**STUDY MATERIAL**
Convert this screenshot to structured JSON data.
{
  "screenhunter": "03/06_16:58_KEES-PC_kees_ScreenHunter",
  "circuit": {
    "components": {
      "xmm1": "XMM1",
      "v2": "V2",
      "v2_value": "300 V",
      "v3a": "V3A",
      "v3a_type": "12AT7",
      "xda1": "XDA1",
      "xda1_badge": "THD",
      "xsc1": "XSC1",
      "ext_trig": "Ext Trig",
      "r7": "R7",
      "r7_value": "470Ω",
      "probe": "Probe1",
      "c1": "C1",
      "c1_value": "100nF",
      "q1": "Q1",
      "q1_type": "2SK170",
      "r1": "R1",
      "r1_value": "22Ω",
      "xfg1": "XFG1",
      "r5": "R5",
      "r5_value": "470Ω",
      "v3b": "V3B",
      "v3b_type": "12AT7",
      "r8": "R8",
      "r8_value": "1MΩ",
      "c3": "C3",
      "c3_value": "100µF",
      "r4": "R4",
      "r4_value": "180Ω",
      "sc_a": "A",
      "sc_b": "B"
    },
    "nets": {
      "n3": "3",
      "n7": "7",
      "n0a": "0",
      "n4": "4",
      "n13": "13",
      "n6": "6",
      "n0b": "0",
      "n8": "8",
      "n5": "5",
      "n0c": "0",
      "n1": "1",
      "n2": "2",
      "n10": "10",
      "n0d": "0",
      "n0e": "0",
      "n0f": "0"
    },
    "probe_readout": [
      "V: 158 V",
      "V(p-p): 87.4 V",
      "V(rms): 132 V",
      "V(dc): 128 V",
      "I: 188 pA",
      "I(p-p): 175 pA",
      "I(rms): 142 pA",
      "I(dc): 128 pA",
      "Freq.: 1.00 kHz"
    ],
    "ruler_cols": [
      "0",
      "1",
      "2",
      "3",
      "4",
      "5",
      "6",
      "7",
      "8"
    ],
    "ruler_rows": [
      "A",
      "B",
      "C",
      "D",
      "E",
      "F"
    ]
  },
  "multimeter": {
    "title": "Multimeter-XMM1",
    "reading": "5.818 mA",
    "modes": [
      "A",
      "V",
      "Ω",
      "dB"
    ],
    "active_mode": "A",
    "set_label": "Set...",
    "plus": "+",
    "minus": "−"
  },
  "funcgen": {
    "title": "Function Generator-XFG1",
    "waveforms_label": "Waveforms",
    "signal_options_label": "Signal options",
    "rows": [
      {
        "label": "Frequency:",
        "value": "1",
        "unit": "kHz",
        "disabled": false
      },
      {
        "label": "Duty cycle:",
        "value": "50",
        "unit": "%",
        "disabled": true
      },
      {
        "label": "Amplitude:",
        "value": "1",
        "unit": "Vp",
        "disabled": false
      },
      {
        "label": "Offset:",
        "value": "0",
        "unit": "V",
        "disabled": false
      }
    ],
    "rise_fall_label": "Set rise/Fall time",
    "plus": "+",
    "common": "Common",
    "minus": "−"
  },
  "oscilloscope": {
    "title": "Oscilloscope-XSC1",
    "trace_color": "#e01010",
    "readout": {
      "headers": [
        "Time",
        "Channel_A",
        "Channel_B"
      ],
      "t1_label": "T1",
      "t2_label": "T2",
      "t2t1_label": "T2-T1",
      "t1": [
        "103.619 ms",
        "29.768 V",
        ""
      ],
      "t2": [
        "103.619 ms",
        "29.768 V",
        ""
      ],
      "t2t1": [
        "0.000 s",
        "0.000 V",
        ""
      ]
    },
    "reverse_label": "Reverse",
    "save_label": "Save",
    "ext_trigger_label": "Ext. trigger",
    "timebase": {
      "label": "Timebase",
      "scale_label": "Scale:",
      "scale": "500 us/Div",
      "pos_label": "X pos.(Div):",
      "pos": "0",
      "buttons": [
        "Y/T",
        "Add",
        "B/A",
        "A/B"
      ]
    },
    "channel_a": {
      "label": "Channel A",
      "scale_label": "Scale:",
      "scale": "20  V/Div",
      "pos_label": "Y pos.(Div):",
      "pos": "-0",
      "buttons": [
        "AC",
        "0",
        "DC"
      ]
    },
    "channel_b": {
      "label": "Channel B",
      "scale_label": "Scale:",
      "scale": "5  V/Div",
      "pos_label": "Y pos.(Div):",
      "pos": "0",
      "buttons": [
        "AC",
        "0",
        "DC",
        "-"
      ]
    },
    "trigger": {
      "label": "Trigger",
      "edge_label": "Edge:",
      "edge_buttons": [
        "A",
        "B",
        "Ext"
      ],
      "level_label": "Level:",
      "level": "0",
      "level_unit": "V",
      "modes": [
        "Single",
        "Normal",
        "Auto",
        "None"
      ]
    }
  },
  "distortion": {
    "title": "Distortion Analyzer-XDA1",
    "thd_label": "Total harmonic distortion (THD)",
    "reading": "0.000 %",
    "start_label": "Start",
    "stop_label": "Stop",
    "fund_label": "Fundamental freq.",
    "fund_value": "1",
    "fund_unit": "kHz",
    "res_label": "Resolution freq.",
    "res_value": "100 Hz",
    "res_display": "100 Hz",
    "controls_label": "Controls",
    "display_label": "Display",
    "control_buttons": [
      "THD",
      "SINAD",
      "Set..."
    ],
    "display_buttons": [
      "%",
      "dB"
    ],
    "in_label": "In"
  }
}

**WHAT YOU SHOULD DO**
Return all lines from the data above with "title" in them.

**ANSWER BOX**
    "title": "Multimeter-XMM1",
    "title": "Function Generator-XFG1",
    "title": "Oscilloscope-XSC1",
    "title": "Distortion Analyzer-XDA1",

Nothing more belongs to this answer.